- Task to carry out -
Looking at the data below, count the lines that contain the string "JSON". Write only the total.

-*-*-

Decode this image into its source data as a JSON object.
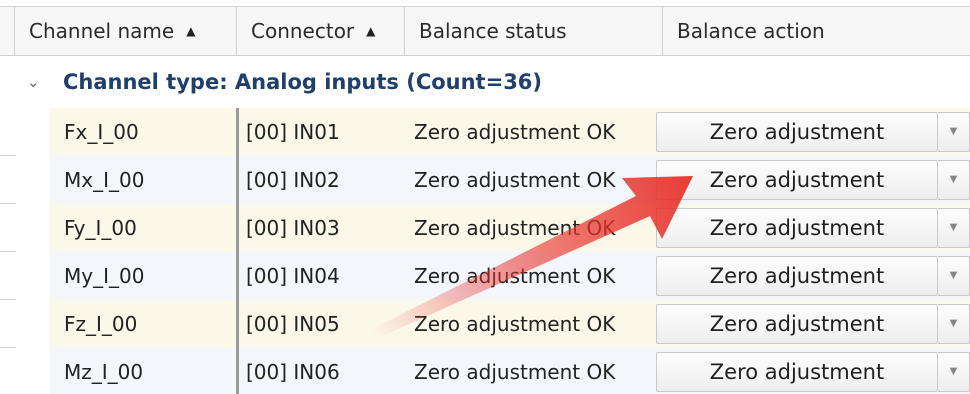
{
  "header": {
    "columns": [
      {
        "label": "Channel name",
        "sort_icon": "▲"
      },
      {
        "label": "Connector",
        "sort_icon": "▲"
      },
      {
        "label": "Balance status",
        "sort_icon": ""
      },
      {
        "label": "Balance action",
        "sort_icon": ""
      }
    ]
  },
  "group": {
    "chevron_icon": "chevron-down-icon",
    "chevron_glyph": "⌄",
    "label": "Channel type: Analog inputs (Count=36)"
  },
  "rows": [
    {
      "channel": "Fx_I_00",
      "connector": "[00] IN01",
      "status": "Zero adjustment OK",
      "action": "Zero adjustment",
      "dropdown": "▼"
    },
    {
      "channel": "Mx_I_00",
      "connector": "[00] IN02",
      "status": "Zero adjustment OK",
      "action": "Zero adjustment",
      "dropdown": "▼"
    },
    {
      "channel": "Fy_I_00",
      "connector": "[00] IN03",
      "status": "Zero adjustment OK",
      "action": "Zero adjustment",
      "dropdown": "▼"
    },
    {
      "channel": "My_I_00",
      "connector": "[00] IN04",
      "status": "Zero adjustment OK",
      "action": "Zero adjustment",
      "dropdown": "▼"
    },
    {
      "channel": "Fz_I_00",
      "connector": "[00] IN05",
      "status": "Zero adjustment OK",
      "action": "Zero adjustment",
      "dropdown": "▼"
    },
    {
      "channel": "Mz_I_00",
      "connector": "[00] IN06",
      "status": "Zero adjustment OK",
      "action": "Zero adjustment",
      "dropdown": "▼"
    }
  ],
  "colors": {
    "group_text": "#1f3f6f",
    "row_odd": "#fbf8ea",
    "row_even": "#f3f6fb",
    "arrow": "#e8322c"
  }
}
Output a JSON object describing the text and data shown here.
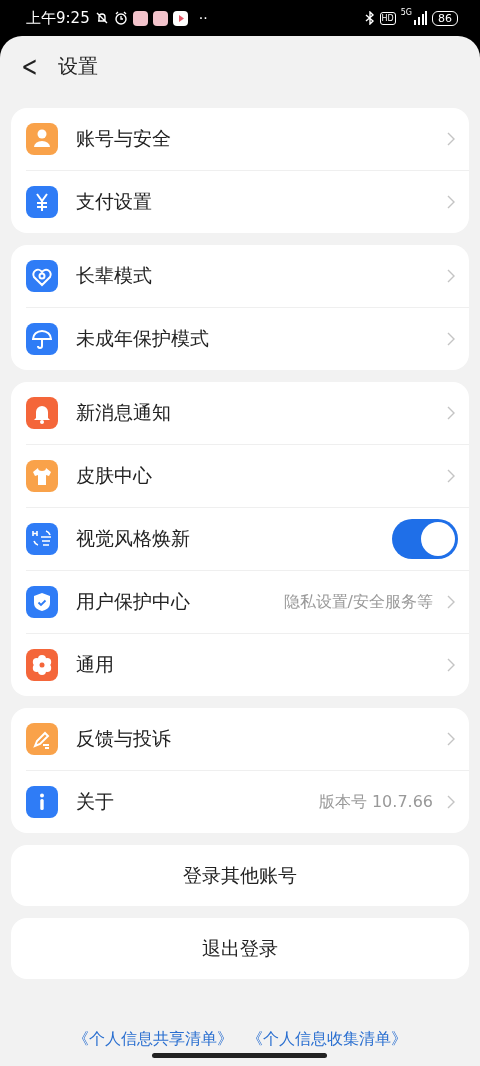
{
  "status_bar": {
    "time": "上午9:25",
    "more": "··",
    "hd": "HD",
    "network": "5G",
    "battery": "86"
  },
  "header": {
    "back": "<",
    "title": "设置"
  },
  "groups": [
    {
      "items": [
        {
          "kind": "link",
          "label": "账号与安全",
          "color": "#f9a24a"
        },
        {
          "kind": "link",
          "label": "支付设置",
          "color": "#2f7cf6"
        }
      ]
    },
    {
      "items": [
        {
          "kind": "link",
          "label": "长辈模式",
          "color": "#2f7cf6"
        },
        {
          "kind": "link",
          "label": "未成年保护模式",
          "color": "#2f7cf6"
        }
      ]
    },
    {
      "items": [
        {
          "kind": "link",
          "label": "新消息通知",
          "color": "#f4663a"
        },
        {
          "kind": "link",
          "label": "皮肤中心",
          "color": "#f9a24a"
        },
        {
          "kind": "toggle",
          "label": "视觉风格焕新",
          "color": "#2f7cf6",
          "on": true
        },
        {
          "kind": "link",
          "label": "用户保护中心",
          "value": "隐私设置/安全服务等",
          "color": "#2f7cf6"
        },
        {
          "kind": "link",
          "label": "通用",
          "color": "#f4663a"
        }
      ]
    },
    {
      "items": [
        {
          "kind": "link",
          "label": "反馈与投诉",
          "color": "#f9a24a"
        },
        {
          "kind": "link",
          "label": "关于",
          "value": "版本号 10.7.66",
          "color": "#2f7cf6"
        }
      ]
    }
  ],
  "buttons": [
    "登录其他账号",
    "退出登录"
  ],
  "footer_links": [
    "《个人信息共享清单》",
    "《个人信息收集清单》"
  ]
}
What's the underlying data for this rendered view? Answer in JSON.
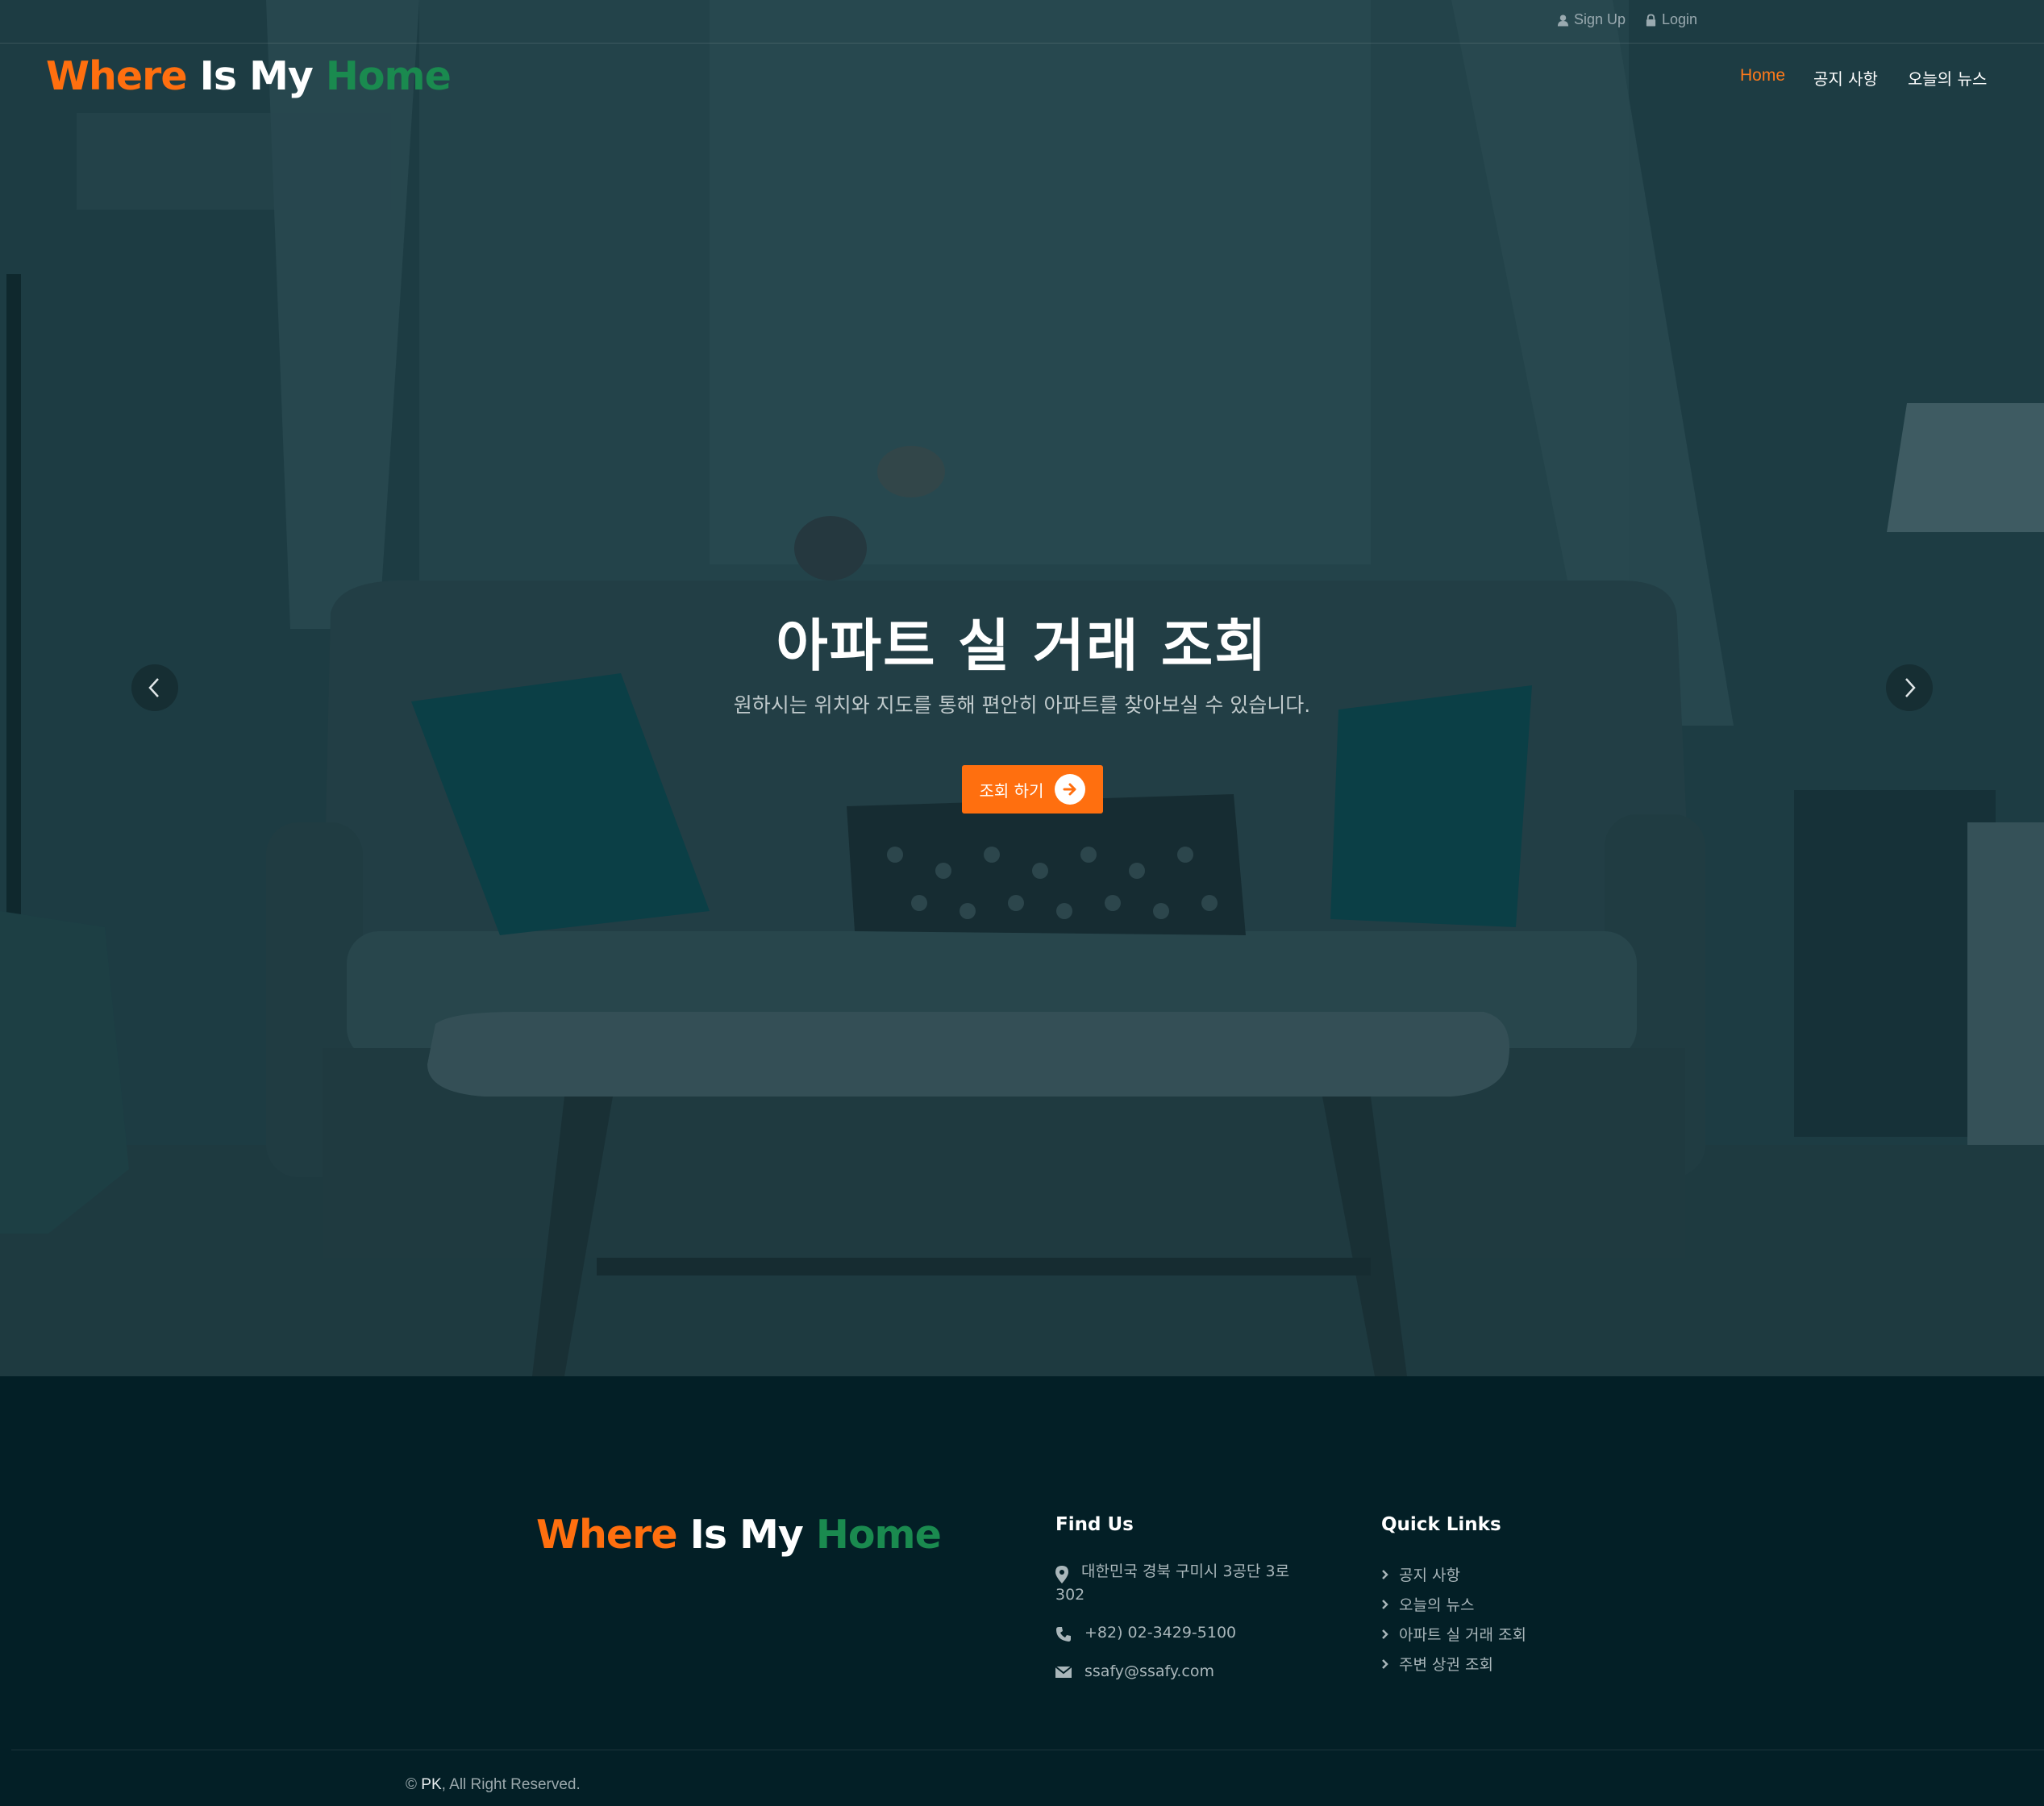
{
  "topbar": {
    "signup_label": "Sign Up",
    "login_label": "Login"
  },
  "brand": {
    "part1": "Where",
    "part2": "Is My",
    "part3": "Home",
    "colors": {
      "orange": "#ff6f0f",
      "white": "#ffffff",
      "green": "#1a8a4f"
    }
  },
  "nav": {
    "items": [
      {
        "label": "Home",
        "active": true
      },
      {
        "label": "공지 사항",
        "active": false
      },
      {
        "label": "오늘의 뉴스",
        "active": false
      }
    ]
  },
  "hero": {
    "title": "아파트 실 거래 조회",
    "subtitle": "원하시는 위치와 지도를 통해 편안히 아파트를 찾아보실 수 있습니다.",
    "button_label": "조회 하기",
    "prev_icon": "chevron-left-icon",
    "next_icon": "chevron-right-icon"
  },
  "footer": {
    "find_us": {
      "heading": "Find Us",
      "address_line1": "대한민국 경북 구미시 3공단 3로",
      "address_line2": "302",
      "phone": "+82) 02-3429-5100",
      "email": "ssafy@ssafy.com"
    },
    "quick_links": {
      "heading": "Quick Links",
      "items": [
        "공지 사항",
        "오늘의 뉴스",
        "아파트 실 거래 조회",
        "주변 상권 조회"
      ]
    },
    "copyright": {
      "symbol": "©",
      "owner": "PK",
      "text": ", All Right Reserved."
    }
  }
}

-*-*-

- Expected answer -
3